Task objective: Pick every line out of the entries below that has the string "JSON", and copy it.

[Entries from a dataset of interfaces]
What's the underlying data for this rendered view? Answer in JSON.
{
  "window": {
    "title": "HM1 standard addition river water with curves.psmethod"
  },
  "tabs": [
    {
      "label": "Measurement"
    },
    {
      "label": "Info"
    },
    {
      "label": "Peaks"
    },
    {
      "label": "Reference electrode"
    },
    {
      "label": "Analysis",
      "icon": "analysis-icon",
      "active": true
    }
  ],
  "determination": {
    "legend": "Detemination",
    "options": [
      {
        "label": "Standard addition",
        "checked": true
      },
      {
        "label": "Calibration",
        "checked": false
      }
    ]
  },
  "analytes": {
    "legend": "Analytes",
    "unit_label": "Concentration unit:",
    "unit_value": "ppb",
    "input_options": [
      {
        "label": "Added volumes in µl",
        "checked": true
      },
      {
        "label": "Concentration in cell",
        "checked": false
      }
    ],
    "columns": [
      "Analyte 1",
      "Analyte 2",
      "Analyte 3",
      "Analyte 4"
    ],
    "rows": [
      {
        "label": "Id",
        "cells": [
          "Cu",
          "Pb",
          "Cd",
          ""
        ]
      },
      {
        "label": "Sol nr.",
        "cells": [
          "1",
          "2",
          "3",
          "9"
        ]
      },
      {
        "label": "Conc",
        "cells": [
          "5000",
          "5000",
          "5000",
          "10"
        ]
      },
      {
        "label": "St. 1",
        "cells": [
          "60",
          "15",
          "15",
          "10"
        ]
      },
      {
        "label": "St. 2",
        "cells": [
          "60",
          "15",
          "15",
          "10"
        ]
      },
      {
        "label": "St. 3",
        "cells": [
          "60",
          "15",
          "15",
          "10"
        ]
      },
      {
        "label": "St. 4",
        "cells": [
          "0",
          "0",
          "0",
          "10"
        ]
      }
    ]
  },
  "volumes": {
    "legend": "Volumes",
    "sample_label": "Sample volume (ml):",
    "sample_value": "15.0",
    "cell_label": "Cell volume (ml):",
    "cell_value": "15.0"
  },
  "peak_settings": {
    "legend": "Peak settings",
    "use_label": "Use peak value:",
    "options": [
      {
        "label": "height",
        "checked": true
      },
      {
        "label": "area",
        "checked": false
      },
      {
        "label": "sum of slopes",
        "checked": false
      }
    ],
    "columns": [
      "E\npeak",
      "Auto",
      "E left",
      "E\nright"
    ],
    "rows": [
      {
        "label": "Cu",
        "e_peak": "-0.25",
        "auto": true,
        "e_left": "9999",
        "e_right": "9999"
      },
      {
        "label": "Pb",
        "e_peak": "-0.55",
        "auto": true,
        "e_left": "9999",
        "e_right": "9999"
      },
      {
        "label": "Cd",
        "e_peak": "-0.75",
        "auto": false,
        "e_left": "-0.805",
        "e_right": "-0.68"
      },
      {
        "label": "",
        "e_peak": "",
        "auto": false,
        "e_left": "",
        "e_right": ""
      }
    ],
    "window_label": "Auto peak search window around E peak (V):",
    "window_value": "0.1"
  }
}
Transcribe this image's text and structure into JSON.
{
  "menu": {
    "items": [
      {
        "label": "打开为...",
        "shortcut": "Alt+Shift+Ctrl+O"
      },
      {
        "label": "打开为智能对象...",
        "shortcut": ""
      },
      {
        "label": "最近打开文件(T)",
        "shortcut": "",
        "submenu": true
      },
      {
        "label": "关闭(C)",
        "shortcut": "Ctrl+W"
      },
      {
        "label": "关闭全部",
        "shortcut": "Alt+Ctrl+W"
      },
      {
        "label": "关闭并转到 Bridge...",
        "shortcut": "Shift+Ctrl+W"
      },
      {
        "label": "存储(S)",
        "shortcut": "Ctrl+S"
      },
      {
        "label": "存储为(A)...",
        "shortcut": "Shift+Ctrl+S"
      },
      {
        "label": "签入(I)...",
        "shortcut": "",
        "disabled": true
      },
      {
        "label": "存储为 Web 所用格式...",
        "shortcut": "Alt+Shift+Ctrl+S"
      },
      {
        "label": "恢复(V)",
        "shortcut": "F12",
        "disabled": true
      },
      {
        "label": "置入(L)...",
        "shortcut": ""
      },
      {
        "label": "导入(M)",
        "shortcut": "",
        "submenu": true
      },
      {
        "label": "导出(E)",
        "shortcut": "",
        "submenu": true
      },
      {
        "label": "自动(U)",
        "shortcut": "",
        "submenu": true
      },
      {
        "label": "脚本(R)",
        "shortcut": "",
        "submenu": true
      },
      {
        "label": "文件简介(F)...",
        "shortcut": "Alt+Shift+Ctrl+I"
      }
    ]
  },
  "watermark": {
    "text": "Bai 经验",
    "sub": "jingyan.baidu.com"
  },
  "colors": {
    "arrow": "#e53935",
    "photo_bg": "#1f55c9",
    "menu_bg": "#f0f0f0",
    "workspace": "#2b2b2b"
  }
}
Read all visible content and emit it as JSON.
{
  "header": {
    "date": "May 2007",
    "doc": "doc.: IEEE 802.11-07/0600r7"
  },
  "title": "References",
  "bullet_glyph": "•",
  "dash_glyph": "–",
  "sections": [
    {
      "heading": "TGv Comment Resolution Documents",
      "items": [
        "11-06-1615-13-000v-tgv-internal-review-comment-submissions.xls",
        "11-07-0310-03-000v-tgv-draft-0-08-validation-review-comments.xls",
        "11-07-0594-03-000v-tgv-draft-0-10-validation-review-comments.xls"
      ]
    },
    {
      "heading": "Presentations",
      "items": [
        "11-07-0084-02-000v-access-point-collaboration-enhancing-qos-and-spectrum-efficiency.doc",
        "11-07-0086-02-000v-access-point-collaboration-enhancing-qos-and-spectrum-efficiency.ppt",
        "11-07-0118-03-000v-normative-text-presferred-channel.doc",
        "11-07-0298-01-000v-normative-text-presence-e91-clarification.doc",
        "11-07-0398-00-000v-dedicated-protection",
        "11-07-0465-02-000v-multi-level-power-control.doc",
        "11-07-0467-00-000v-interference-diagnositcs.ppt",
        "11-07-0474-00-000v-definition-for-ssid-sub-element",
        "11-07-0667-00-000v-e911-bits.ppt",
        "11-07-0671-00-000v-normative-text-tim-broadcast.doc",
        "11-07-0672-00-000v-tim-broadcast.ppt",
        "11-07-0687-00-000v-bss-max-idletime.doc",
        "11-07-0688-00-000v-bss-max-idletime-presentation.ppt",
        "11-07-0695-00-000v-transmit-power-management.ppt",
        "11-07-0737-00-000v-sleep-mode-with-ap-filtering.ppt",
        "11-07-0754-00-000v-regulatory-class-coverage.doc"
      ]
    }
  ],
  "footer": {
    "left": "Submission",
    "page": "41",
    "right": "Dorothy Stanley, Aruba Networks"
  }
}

Result for this task:
What's the underlying data for this rendered view? Answer in JSON.
Transcribe this image's text and structure into JSON.
Read all visible content and emit it as JSON.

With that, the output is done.